About this task:
Write the data out verbatim.

Excerpts from an interface dataset:

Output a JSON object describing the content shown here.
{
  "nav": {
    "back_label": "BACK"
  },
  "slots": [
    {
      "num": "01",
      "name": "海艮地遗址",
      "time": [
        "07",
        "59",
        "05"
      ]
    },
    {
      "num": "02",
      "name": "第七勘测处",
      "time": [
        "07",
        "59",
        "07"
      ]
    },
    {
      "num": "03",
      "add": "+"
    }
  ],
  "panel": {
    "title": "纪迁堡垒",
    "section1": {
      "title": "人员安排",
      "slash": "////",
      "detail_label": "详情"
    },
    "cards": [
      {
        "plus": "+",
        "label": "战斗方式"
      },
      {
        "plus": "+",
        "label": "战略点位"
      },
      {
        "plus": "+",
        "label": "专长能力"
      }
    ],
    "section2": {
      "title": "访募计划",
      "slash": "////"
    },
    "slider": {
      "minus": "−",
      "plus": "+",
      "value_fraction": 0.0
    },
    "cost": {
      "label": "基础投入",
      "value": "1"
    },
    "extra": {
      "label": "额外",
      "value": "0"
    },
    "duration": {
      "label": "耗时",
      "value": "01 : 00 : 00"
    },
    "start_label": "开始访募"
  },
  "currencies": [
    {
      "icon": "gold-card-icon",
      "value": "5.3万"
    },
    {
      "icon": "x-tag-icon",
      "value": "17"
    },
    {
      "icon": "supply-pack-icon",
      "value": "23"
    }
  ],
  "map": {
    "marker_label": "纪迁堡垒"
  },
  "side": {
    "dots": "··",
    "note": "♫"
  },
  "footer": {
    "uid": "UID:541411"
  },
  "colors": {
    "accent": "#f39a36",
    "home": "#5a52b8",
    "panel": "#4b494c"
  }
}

Task answer:
Output a JSON object describing the content shown here.
{
  "nav": {
    "back_label": "BACK"
  },
  "slots": [
    {
      "num": "01",
      "name": "海艮地遗址",
      "time": [
        "07",
        "59",
        "05"
      ]
    },
    {
      "num": "02",
      "name": "第七勘测处",
      "time": [
        "07",
        "59",
        "07"
      ]
    },
    {
      "num": "03",
      "add": "+"
    }
  ],
  "panel": {
    "title": "纪迁堡垒",
    "section1": {
      "title": "人员安排",
      "slash": "////",
      "detail_label": "详情"
    },
    "cards": [
      {
        "plus": "+",
        "label": "战斗方式"
      },
      {
        "plus": "+",
        "label": "战略点位"
      },
      {
        "plus": "+",
        "label": "专长能力"
      }
    ],
    "section2": {
      "title": "访募计划",
      "slash": "////"
    },
    "slider": {
      "minus": "−",
      "plus": "+",
      "value_fraction": 0.0
    },
    "cost": {
      "label": "基础投入",
      "value": "1"
    },
    "extra": {
      "label": "额外",
      "value": "0"
    },
    "duration": {
      "label": "耗时",
      "value": "01 : 00 : 00"
    },
    "start_label": "开始访募"
  },
  "currencies": [
    {
      "icon": "gold-card-icon",
      "value": "5.3万"
    },
    {
      "icon": "x-tag-icon",
      "value": "17"
    },
    {
      "icon": "supply-pack-icon",
      "value": "23"
    }
  ],
  "map": {
    "marker_label": "纪迁堡垒"
  },
  "side": {
    "dots": "··",
    "note": "♫"
  },
  "footer": {
    "uid": "UID:541411"
  },
  "colors": {
    "accent": "#f39a36",
    "home": "#5a52b8",
    "panel": "#4b494c"
  }
}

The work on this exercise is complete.